Which of the following do you feel would be the best way for California to make housing more affordable: (1) increase the share of rental units with rent control, (2) offer additional tax breaks or subsidies to lower and middle income home buyers, (3) allow more multi-unit apartments and condominiums to be built in urban areas or along public transit corridors, or (4) none of these?
Which of the following two statements about housing do you agree with more: (1) the lack of affordable housing is now so serious that state government should assume a bigger role and require local communities to build more housing in their areas or be penalized or (2) decisions about building more housing should remain in the hands of local officials?
Due to the growing threat of wildfires in California, do you support or oppose the state imposing limits on new housing development in high-risk wildfire areas?
About the Survey
The findings in this report are based on a Berkeley IGS Poll completed by the Institute of Governmental Studies (IGS) at the University of California, Berkeley. The poll was administered online in English and Spanish June 4-10, 2019 among 4,435 registered voters statewide.
The survey was administered by distributing email invitations to stratified random samples of the state’s registered voters. Once the questionnaire and email invitations had been finalized, they were translated into the Spanish and reviewed for cultural appropriateness. Each email invited voters to participate in a non-partisan survey conducted by IGS and provided a link to the IGS website where the survey was housed. Reminder emails were distributed to non-responding voters over a seven-day period.
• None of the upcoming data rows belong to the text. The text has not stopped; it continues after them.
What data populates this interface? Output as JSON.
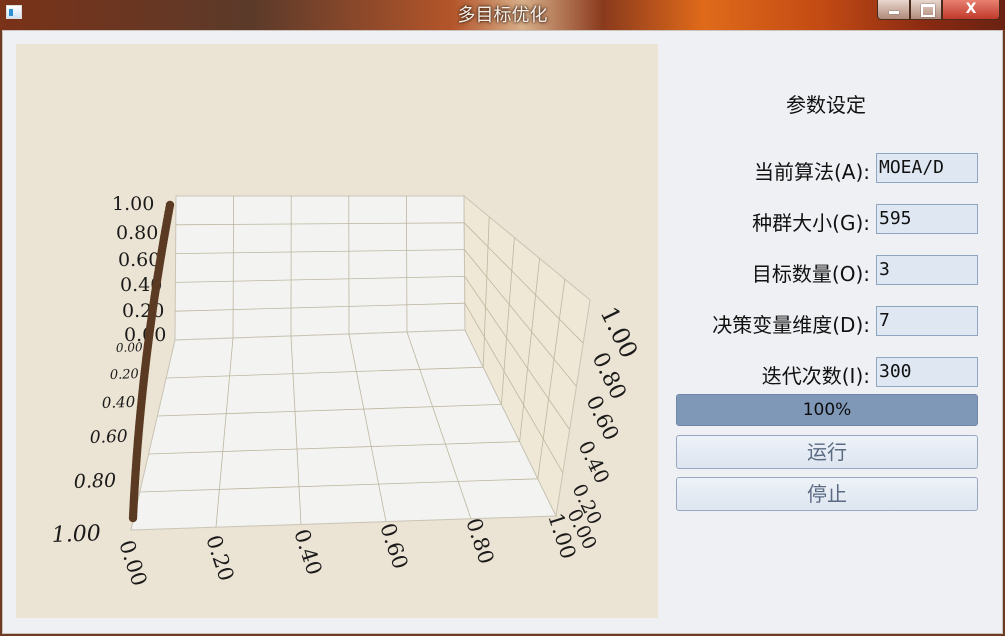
{
  "window": {
    "title": "多目标优化",
    "controls": {
      "minimize": "",
      "maximize": "",
      "close": "X"
    }
  },
  "settings": {
    "title": "参数设定",
    "fields": [
      {
        "label": "当前算法(A):",
        "value": "MOEA/D"
      },
      {
        "label": "种群大小(G):",
        "value": "595"
      },
      {
        "label": "目标数量(O):",
        "value": "3"
      },
      {
        "label": "决策变量维度(D):",
        "value": "7"
      },
      {
        "label": "迭代次数(I):",
        "value": "300"
      }
    ],
    "progress": {
      "value": 1.0,
      "text": "100%"
    },
    "run_label": "运行",
    "stop_label": "停止"
  },
  "chart_data": {
    "type": "scatter",
    "projection": "3d",
    "grid": true,
    "colors": {
      "points": "#5a3a22",
      "background": "#ebe3d3",
      "pane": "#f3f3f1"
    },
    "x_ticks": [
      "0.00",
      "0.20",
      "0.40",
      "0.60",
      "0.80",
      "1.00"
    ],
    "y_ticks": [
      "1.00",
      "0.80",
      "0.60",
      "0.40",
      "0.20",
      "0.00"
    ],
    "z_ticks": [
      "1.00",
      "0.80",
      "0.60",
      "0.40",
      "0.20",
      "0.00"
    ],
    "right_ticks": [
      "1.00",
      "0.80",
      "0.60",
      "0.40",
      "0.20",
      "0.00"
    ],
    "xlim": [
      0,
      1
    ],
    "ylim": [
      0,
      1
    ],
    "zlim": [
      0,
      1
    ],
    "series": [
      {
        "x": [
          0,
          0,
          0,
          0,
          0,
          0,
          0,
          0,
          0,
          0,
          0
        ],
        "y": [
          1.0,
          0.9,
          0.8,
          0.7,
          0.6,
          0.5,
          0.4,
          0.3,
          0.2,
          0.1,
          0.0
        ],
        "z": [
          0.0,
          0.1,
          0.2,
          0.3,
          0.4,
          0.5,
          0.6,
          0.7,
          0.8,
          0.9,
          1.0
        ]
      }
    ]
  }
}
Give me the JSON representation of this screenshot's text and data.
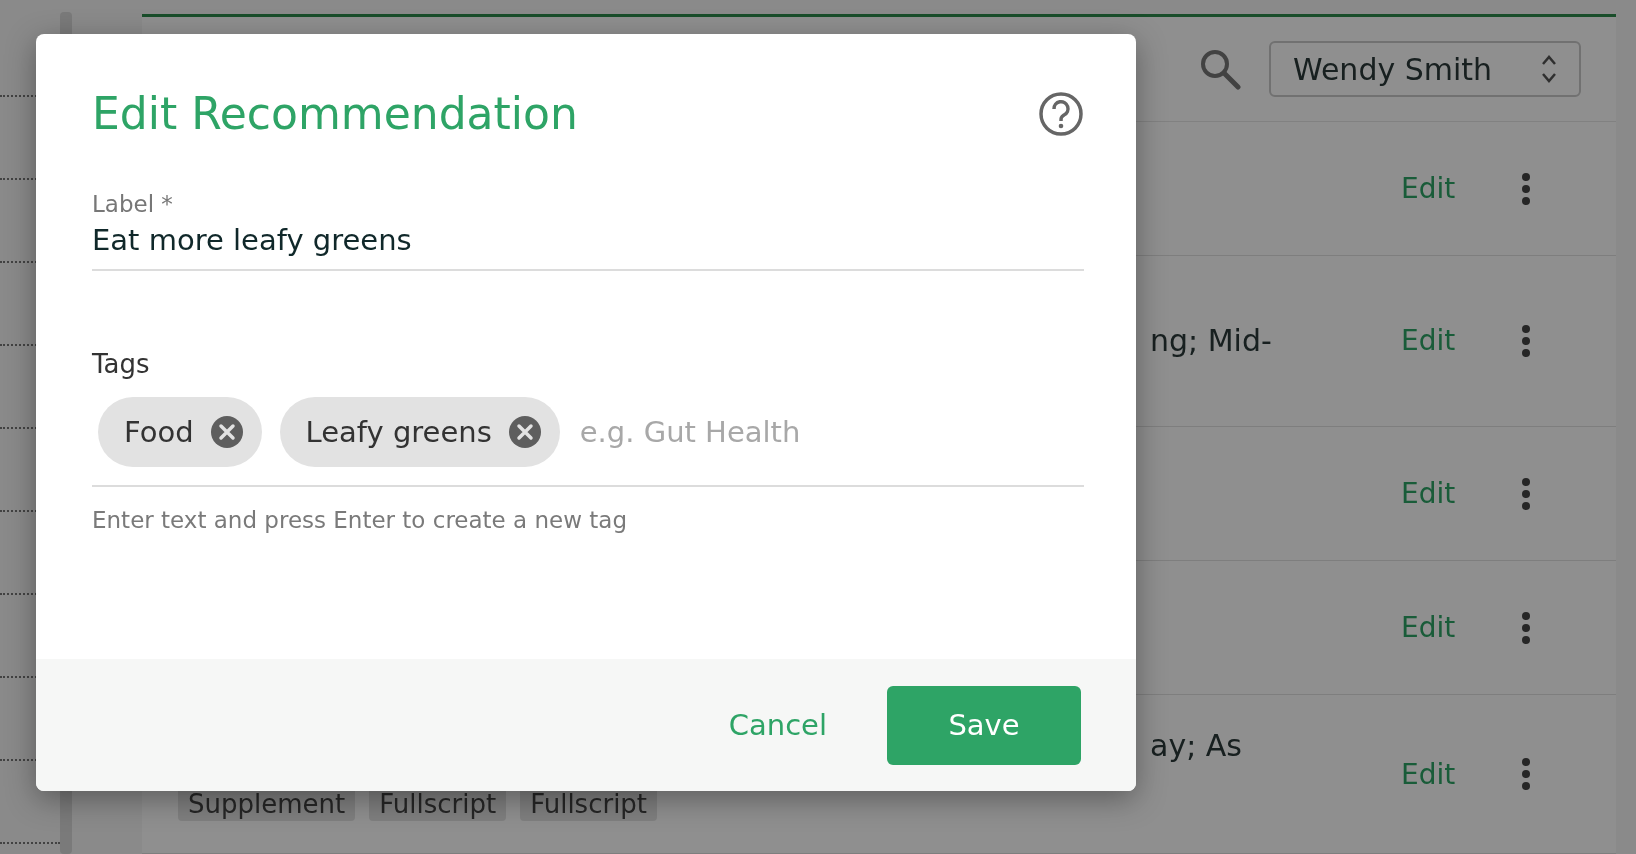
{
  "background": {
    "user_select": {
      "value": "Wendy Smith"
    },
    "rows": [
      {
        "action": "Edit"
      },
      {
        "text": "ng; Mid-",
        "action": "Edit"
      },
      {
        "action": "Edit"
      },
      {
        "action": "Edit"
      },
      {
        "text": "ay; As",
        "tags": [
          "Supplement",
          "Fullscript",
          "Fullscript"
        ],
        "action": "Edit"
      }
    ]
  },
  "dialog": {
    "title": "Edit Recommendation",
    "label_field": {
      "label": "Label *",
      "value": "Eat more leafy greens"
    },
    "tags_field": {
      "label": "Tags",
      "tags": [
        "Food",
        "Leafy greens"
      ],
      "placeholder": "e.g. Gut Health",
      "helper": "Enter text and press Enter to create a new tag"
    },
    "buttons": [
      {
        "label": "Cancel",
        "kind": "text"
      },
      {
        "label": "Save",
        "kind": "primary"
      }
    ]
  }
}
An opt out link was provided at the bottom of each invitation for voters not wishing to participate or not wanting to receive future emails from IGS about the survey.
Samples of registered voters with email addresses were provided to IGS by Political Data, Inc., a leading supplier of registered voter lists in California. The email addresses of voters were derived from information contained on the state’s official voter registration rolls. The overall sample of registered voters with email addresses was stratified in an attempt to obtain a proper balance of survey respondents across major segments of the registered voter population by age, gender and race/ethnicity.
To protect the anonymity of survey respondents, voters’ email addresses and all other personally identifiable information were purged from the data file and replaced with a unique and anonymous identification number during data processing. At the conclusion of the data processing phase, post-stratification weights were applied to align the sample to population characteristics of the state’s overall registered voter population.
The amount of sampling error associated with the results from the survey is difficult to calculate precisely due to the effects of sample stratification and the post-stratification weighting. Nevertheless, it is likely that the results from the overall registered voter sample are subject to a sampling error of approximately +/- 2.5 percentage points at the 95% confidence level. Results based on subgroups of this population would be subject to larger margins of sampling error.
Detailed tabulations reporting the results to each question included in this report can be found at the Berkeley IGS Poll website at https://igs.berkeley.edu/igs-poll/berkeley-igs-poll.
Editor’s Note: Mark DiCamillo, a longtime California pollster and former head of the California Poll, is director of the Berkeley IGS Poll.